··· Records to use ···
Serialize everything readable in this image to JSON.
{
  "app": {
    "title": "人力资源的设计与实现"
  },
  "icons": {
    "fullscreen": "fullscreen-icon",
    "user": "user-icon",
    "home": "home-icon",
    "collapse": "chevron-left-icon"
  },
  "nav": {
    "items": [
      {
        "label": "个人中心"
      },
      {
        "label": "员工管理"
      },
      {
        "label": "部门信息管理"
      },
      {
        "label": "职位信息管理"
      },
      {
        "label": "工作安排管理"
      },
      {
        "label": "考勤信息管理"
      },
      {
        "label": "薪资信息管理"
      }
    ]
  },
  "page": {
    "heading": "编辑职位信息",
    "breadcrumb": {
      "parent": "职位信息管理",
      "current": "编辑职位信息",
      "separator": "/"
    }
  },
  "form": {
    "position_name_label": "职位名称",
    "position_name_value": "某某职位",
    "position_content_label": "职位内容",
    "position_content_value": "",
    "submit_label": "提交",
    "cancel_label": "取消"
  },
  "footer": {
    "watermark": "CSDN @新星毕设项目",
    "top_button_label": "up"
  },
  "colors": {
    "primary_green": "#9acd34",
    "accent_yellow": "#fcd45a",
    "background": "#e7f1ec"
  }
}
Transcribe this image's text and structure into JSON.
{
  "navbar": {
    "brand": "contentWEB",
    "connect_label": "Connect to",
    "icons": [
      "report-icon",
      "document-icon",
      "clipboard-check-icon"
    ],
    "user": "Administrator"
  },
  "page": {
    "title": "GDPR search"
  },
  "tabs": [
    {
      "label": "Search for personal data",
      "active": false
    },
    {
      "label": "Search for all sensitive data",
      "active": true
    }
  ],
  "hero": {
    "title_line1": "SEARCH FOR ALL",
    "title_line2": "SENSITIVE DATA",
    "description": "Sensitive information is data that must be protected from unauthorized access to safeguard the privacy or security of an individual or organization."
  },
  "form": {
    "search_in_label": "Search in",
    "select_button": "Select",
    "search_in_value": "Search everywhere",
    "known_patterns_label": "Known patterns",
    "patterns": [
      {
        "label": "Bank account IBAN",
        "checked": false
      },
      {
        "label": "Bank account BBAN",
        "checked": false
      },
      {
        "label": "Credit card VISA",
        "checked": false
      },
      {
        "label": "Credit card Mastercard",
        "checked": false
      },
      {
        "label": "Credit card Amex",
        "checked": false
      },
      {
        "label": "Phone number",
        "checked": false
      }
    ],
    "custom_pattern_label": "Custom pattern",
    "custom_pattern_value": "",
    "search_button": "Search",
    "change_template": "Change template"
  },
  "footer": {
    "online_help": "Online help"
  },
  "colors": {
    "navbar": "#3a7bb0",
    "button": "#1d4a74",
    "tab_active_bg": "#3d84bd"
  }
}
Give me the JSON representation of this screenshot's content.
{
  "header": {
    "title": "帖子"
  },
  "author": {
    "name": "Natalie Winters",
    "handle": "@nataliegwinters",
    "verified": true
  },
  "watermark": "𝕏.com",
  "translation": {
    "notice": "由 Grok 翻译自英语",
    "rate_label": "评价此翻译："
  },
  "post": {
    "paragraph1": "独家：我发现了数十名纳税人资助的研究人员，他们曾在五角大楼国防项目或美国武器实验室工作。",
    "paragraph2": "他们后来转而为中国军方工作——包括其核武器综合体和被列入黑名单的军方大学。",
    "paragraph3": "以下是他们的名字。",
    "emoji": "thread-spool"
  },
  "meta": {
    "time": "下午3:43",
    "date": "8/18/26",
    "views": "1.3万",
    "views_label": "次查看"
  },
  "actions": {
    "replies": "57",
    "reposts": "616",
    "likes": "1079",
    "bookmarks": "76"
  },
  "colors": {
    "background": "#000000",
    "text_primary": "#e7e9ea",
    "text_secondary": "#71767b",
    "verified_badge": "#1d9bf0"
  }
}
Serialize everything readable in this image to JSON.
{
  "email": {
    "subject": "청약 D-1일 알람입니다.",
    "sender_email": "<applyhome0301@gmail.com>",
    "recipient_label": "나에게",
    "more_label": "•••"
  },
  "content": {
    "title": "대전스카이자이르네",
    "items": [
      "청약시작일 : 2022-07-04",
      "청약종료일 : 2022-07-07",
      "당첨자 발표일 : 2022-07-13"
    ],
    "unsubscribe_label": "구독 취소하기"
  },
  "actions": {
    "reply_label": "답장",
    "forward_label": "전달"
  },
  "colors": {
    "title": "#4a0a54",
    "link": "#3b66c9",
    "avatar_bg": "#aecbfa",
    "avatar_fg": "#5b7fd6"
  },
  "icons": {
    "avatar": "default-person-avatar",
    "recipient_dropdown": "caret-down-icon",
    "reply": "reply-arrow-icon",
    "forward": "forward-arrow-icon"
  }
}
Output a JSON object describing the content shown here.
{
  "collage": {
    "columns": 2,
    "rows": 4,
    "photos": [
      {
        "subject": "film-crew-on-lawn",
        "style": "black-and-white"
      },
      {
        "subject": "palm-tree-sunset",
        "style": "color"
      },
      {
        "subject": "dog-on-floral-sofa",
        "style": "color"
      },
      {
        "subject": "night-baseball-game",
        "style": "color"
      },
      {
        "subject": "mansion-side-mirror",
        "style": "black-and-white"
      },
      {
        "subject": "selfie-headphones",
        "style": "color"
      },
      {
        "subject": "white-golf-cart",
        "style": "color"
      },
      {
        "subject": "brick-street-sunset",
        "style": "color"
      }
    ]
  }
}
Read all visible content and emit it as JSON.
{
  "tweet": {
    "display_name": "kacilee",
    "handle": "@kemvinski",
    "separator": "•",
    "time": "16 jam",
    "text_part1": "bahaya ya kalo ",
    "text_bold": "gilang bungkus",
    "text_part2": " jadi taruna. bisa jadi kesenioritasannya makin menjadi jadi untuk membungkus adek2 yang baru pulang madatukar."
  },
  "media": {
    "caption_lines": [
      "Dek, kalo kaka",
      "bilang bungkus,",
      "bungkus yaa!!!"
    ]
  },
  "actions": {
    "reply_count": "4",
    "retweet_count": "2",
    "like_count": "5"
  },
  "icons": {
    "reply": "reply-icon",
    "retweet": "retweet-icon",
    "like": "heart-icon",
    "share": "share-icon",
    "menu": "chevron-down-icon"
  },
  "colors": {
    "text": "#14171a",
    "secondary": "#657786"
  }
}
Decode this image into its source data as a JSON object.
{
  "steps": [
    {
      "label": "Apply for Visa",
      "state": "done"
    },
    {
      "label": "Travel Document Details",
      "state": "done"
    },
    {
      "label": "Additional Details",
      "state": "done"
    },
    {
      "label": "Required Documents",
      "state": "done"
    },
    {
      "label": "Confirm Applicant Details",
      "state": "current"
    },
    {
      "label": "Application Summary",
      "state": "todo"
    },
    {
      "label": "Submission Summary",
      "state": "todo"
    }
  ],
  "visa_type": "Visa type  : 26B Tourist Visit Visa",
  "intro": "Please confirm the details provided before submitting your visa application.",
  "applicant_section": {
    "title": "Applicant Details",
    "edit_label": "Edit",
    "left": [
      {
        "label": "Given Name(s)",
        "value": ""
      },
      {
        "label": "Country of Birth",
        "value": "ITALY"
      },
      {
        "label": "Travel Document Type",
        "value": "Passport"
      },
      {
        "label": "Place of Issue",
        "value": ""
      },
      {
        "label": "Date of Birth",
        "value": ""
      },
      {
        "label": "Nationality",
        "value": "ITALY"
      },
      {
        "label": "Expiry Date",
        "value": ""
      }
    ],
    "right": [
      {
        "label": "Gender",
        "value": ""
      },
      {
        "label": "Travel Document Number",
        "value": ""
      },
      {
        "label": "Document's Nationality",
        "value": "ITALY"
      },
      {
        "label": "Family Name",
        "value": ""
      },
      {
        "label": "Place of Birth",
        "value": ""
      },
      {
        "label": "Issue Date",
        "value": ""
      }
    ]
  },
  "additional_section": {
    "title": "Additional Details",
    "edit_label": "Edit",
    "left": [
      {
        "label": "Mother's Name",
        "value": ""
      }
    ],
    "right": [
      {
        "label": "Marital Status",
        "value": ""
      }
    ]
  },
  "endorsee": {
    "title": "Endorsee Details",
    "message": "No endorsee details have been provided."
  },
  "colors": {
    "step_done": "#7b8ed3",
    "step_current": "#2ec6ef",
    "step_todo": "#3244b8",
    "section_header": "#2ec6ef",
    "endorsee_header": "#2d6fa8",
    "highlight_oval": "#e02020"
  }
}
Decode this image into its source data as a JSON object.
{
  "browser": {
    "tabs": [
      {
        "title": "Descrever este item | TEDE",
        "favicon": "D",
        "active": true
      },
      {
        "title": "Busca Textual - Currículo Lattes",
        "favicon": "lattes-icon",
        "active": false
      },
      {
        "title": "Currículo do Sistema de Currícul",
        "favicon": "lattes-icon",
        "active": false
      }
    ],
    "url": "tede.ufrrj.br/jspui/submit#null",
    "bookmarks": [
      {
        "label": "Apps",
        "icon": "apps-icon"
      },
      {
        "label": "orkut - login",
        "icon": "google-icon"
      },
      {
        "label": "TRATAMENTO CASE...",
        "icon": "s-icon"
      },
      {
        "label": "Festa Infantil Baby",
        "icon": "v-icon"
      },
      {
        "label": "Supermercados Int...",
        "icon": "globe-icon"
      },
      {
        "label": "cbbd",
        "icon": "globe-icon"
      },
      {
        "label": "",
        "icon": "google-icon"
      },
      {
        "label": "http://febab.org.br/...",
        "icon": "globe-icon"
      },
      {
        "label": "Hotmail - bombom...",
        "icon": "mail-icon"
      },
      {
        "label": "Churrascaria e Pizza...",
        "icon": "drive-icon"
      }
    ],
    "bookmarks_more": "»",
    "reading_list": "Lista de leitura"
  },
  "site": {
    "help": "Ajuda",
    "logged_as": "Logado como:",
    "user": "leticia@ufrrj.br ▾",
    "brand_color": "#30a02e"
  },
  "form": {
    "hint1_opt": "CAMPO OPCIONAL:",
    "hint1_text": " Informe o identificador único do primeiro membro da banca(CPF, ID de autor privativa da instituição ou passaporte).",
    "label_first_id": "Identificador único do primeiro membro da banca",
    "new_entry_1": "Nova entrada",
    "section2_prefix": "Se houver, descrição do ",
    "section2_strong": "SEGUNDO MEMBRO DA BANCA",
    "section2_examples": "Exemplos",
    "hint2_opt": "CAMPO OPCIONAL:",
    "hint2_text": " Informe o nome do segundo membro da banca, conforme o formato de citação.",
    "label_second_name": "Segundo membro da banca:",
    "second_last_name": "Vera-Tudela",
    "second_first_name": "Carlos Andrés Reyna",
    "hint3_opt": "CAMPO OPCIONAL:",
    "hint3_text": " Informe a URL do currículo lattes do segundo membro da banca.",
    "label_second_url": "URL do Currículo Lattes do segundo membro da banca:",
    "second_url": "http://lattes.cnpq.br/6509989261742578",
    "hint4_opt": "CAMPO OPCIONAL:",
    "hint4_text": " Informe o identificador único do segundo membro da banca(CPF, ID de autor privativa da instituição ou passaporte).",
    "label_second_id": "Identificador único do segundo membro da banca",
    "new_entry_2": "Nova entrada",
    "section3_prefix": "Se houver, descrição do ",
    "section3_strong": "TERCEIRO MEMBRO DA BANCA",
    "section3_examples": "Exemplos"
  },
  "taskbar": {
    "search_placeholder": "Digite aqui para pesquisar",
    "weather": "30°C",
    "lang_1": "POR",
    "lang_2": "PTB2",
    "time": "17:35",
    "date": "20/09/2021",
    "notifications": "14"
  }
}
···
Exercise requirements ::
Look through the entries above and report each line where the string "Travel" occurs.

Written solution ::
      "label": "Travel Document Details",
        "label": "Travel Document Type",
        "label": "Travel Document Number",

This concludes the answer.